• **YOUR ASSIGNMENT**
Extract the records below word for word and ignore the images.

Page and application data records

= Beginning of Section =

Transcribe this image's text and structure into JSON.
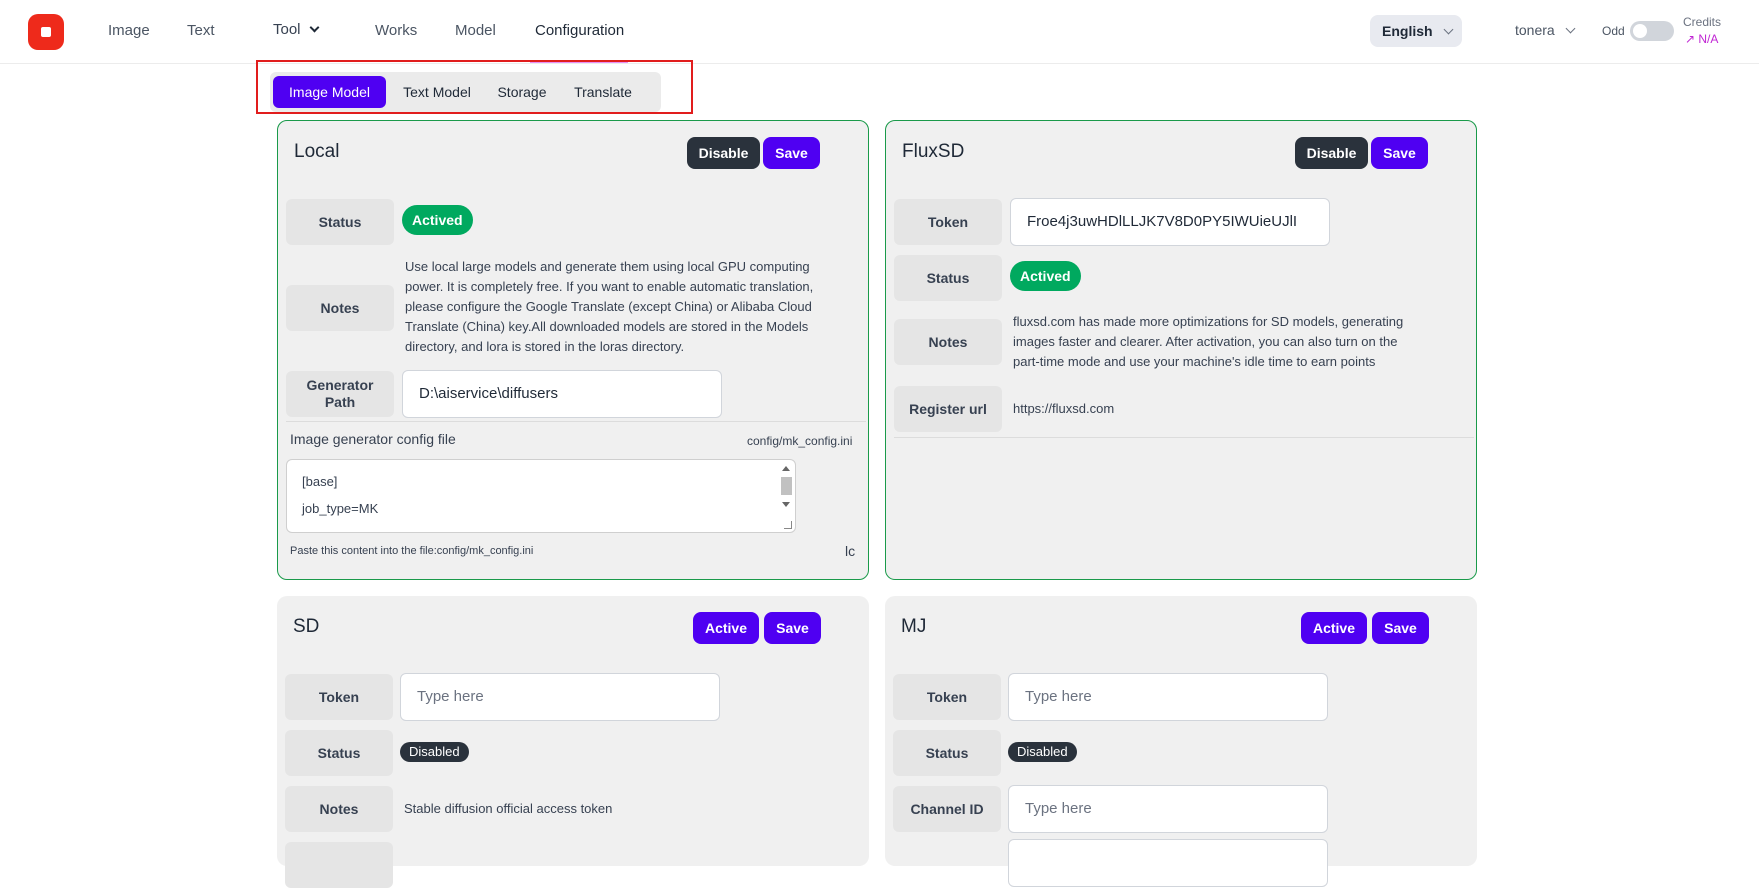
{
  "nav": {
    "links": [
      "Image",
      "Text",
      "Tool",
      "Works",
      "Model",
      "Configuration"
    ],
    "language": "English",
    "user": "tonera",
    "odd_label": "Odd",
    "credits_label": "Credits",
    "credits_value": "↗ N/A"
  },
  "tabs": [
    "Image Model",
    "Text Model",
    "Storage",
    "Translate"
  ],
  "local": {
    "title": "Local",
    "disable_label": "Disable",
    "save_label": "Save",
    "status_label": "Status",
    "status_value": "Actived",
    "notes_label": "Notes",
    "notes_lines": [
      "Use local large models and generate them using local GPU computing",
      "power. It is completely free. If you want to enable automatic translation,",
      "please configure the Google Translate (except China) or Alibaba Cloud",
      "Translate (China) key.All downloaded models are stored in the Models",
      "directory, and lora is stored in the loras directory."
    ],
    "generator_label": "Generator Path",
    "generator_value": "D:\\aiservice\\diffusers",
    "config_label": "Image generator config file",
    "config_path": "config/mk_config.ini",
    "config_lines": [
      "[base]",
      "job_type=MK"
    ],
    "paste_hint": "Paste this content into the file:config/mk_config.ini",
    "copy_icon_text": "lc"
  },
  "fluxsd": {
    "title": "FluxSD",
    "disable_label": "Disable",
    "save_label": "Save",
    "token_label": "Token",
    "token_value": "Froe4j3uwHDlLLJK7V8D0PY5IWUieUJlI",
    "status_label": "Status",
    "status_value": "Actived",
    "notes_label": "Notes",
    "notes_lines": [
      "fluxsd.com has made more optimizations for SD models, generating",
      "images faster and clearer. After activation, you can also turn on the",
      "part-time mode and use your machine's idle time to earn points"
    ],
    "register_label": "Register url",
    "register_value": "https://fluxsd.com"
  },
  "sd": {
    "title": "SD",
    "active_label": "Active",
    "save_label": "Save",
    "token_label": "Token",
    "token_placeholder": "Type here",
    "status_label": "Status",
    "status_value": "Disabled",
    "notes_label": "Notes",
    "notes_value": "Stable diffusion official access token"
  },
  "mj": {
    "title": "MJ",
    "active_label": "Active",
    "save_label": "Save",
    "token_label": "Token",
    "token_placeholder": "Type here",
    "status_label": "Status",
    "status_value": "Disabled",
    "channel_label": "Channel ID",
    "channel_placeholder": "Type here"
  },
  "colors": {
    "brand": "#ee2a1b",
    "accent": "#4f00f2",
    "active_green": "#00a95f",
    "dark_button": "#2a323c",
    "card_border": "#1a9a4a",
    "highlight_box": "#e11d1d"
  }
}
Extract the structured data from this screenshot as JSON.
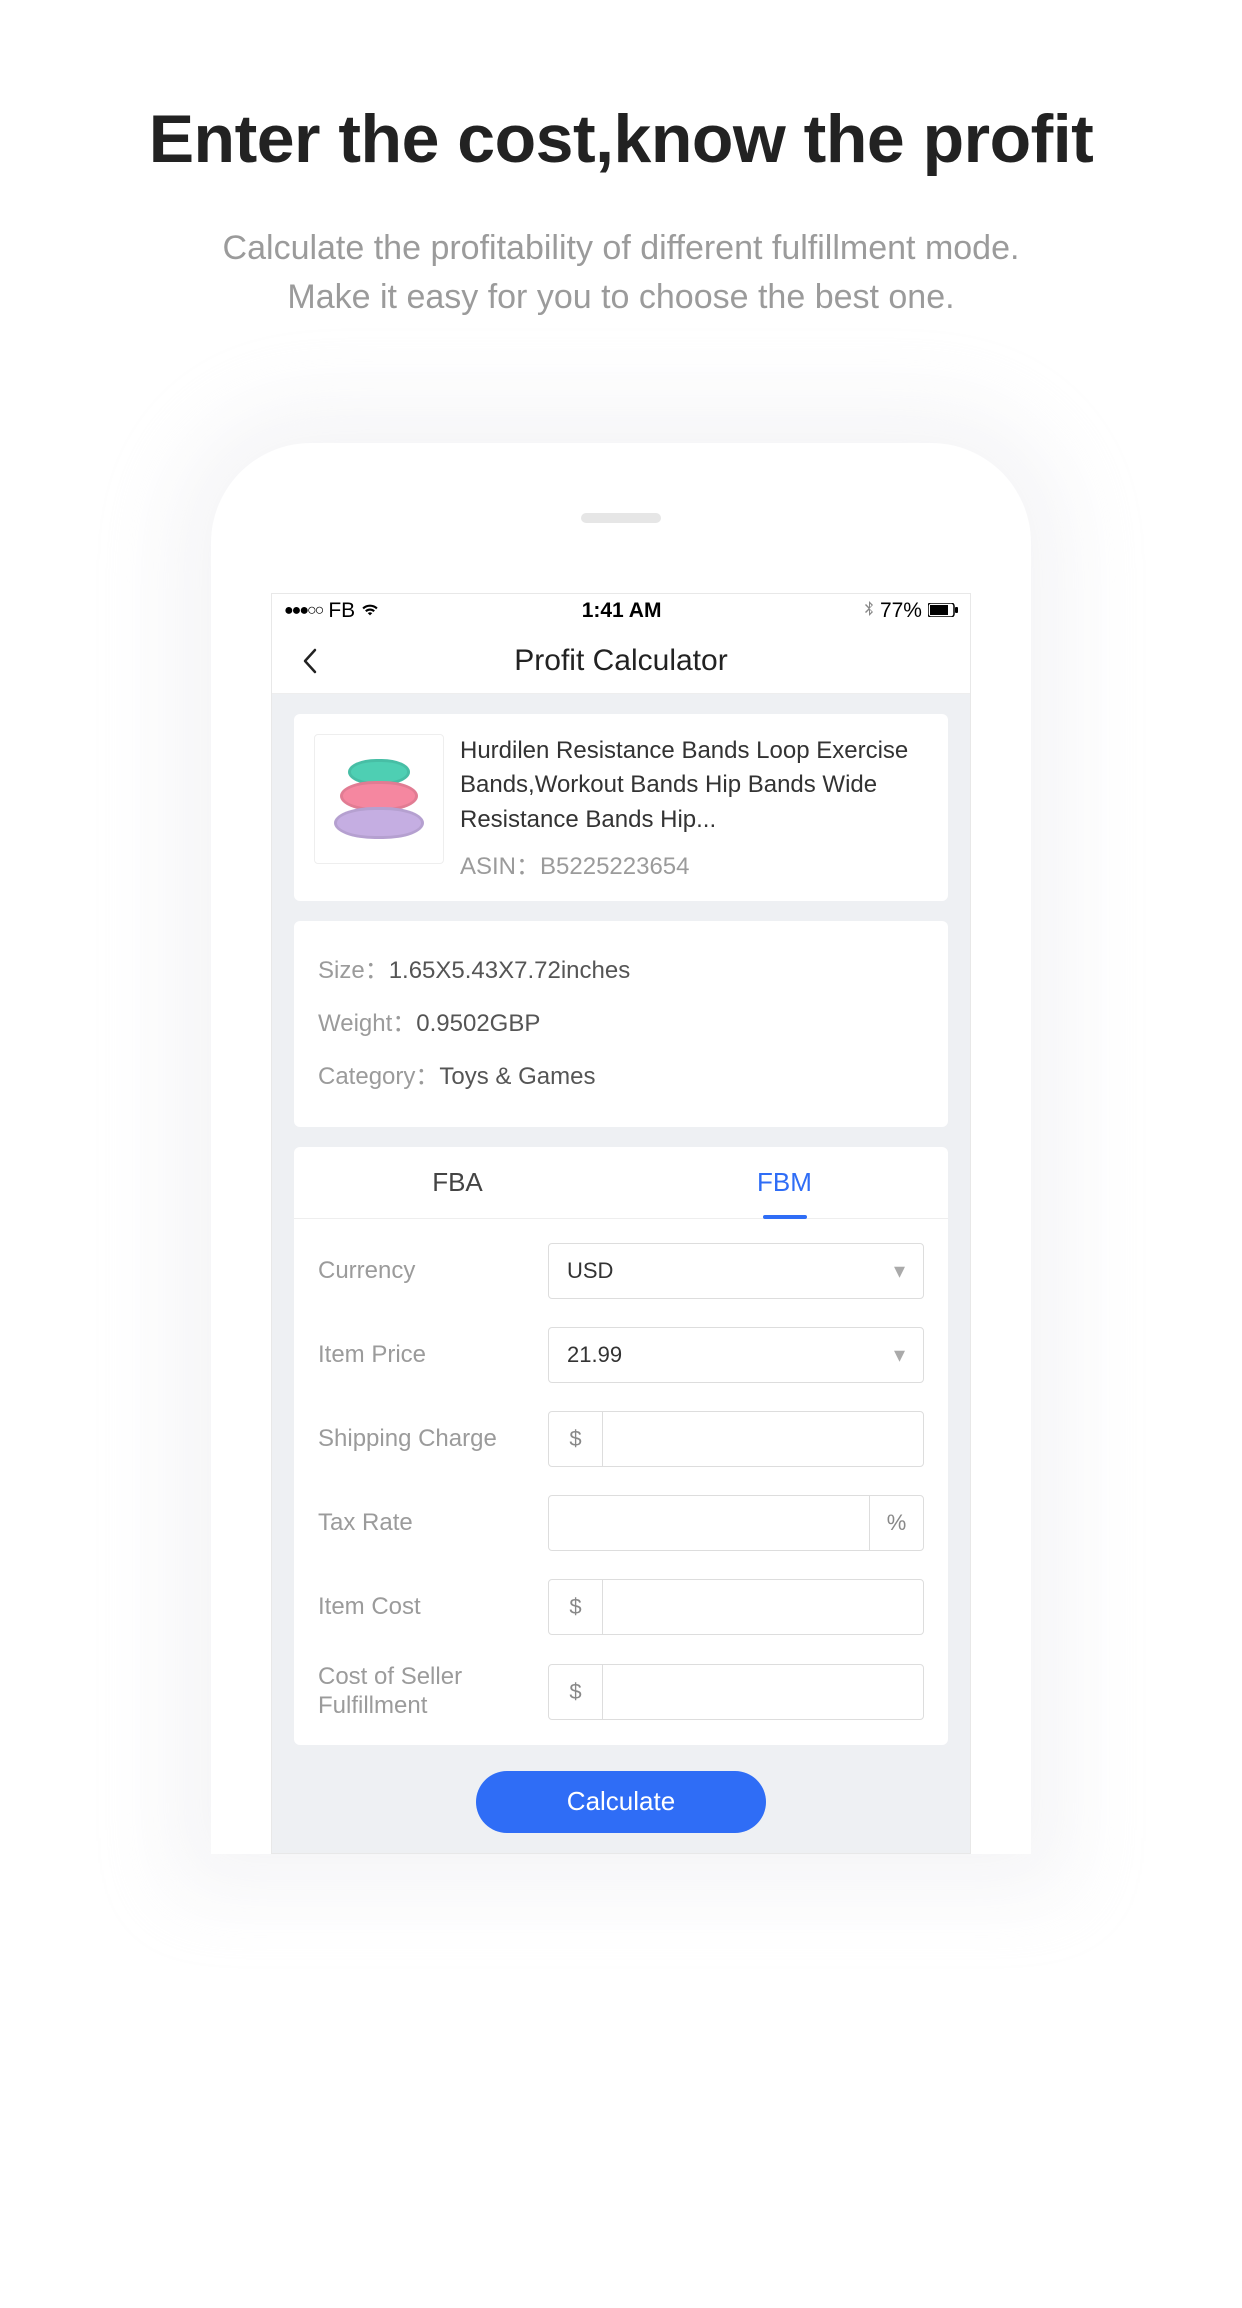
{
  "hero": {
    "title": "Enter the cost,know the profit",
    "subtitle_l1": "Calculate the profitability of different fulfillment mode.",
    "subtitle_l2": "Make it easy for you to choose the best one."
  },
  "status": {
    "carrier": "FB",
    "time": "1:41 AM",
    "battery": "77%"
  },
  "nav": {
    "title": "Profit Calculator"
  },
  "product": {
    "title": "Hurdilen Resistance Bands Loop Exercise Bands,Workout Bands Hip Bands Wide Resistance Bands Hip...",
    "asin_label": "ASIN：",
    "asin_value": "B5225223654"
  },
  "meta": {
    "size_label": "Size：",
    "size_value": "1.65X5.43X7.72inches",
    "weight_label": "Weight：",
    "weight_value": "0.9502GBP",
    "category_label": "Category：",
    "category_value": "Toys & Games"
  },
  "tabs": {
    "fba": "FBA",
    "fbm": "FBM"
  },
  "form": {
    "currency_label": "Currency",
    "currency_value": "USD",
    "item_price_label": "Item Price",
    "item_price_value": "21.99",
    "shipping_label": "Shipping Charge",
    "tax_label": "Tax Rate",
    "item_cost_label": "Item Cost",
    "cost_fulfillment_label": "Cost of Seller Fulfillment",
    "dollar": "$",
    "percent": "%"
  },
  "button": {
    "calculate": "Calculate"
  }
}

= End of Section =

• **ANSWER TO THIS TASK**
Transcribe this image's text and structure into JSON.
{
  "nav": {
    "links": [
      "Image",
      "Text",
      "Tool",
      "Works",
      "Model",
      "Configuration"
    ],
    "language": "English",
    "user": "tonera",
    "odd_label": "Odd",
    "credits_label": "Credits",
    "credits_value": "↗ N/A"
  },
  "tabs": [
    "Image Model",
    "Text Model",
    "Storage",
    "Translate"
  ],
  "local": {
    "title": "Local",
    "disable_label": "Disable",
    "save_label": "Save",
    "status_label": "Status",
    "status_value": "Actived",
    "notes_label": "Notes",
    "notes_lines": [
      "Use local large models and generate them using local GPU computing",
      "power. It is completely free. If you want to enable automatic translation,",
      "please configure the Google Translate (except China) or Alibaba Cloud",
      "Translate (China) key.All downloaded models are stored in the Models",
      "directory, and lora is stored in the loras directory."
    ],
    "generator_label": "Generator Path",
    "generator_value": "D:\\aiservice\\diffusers",
    "config_label": "Image generator config file",
    "config_path": "config/mk_config.ini",
    "config_lines": [
      "[base]",
      "job_type=MK"
    ],
    "paste_hint": "Paste this content into the file:config/mk_config.ini",
    "copy_icon_text": "lc"
  },
  "fluxsd": {
    "title": "FluxSD",
    "disable_label": "Disable",
    "save_label": "Save",
    "token_label": "Token",
    "token_value": "Froe4j3uwHDlLLJK7V8D0PY5IWUieUJlI",
    "status_label": "Status",
    "status_value": "Actived",
    "notes_label": "Notes",
    "notes_lines": [
      "fluxsd.com has made more optimizations for SD models, generating",
      "images faster and clearer. After activation, you can also turn on the",
      "part-time mode and use your machine's idle time to earn points"
    ],
    "register_label": "Register url",
    "register_value": "https://fluxsd.com"
  },
  "sd": {
    "title": "SD",
    "active_label": "Active",
    "save_label": "Save",
    "token_label": "Token",
    "token_placeholder": "Type here",
    "status_label": "Status",
    "status_value": "Disabled",
    "notes_label": "Notes",
    "notes_value": "Stable diffusion official access token"
  },
  "mj": {
    "title": "MJ",
    "active_label": "Active",
    "save_label": "Save",
    "token_label": "Token",
    "token_placeholder": "Type here",
    "status_label": "Status",
    "status_value": "Disabled",
    "channel_label": "Channel ID",
    "channel_placeholder": "Type here"
  },
  "colors": {
    "brand": "#ee2a1b",
    "accent": "#4f00f2",
    "active_green": "#00a95f",
    "dark_button": "#2a323c",
    "card_border": "#1a9a4a",
    "highlight_box": "#e11d1d"
  }
}
Extract the structured data from this screenshot as JSON.
{
  "hero": {
    "title": "Enter the cost,know the profit",
    "subtitle_l1": "Calculate the profitability of different fulfillment mode.",
    "subtitle_l2": "Make it easy for you to choose the best one."
  },
  "status": {
    "carrier": "FB",
    "time": "1:41 AM",
    "battery": "77%"
  },
  "nav": {
    "title": "Profit Calculator"
  },
  "product": {
    "title": "Hurdilen Resistance Bands Loop Exercise Bands,Workout Bands Hip Bands Wide Resistance Bands Hip...",
    "asin_label": "ASIN：",
    "asin_value": "B5225223654"
  },
  "meta": {
    "size_label": "Size：",
    "size_value": "1.65X5.43X7.72inches",
    "weight_label": "Weight：",
    "weight_value": "0.9502GBP",
    "category_label": "Category：",
    "category_value": "Toys & Games"
  },
  "tabs": {
    "fba": "FBA",
    "fbm": "FBM"
  },
  "form": {
    "currency_label": "Currency",
    "currency_value": "USD",
    "item_price_label": "Item Price",
    "item_price_value": "21.99",
    "shipping_label": "Shipping Charge",
    "tax_label": "Tax Rate",
    "item_cost_label": "Item Cost",
    "cost_fulfillment_label": "Cost of Seller Fulfillment",
    "dollar": "$",
    "percent": "%"
  },
  "button": {
    "calculate": "Calculate"
  }
}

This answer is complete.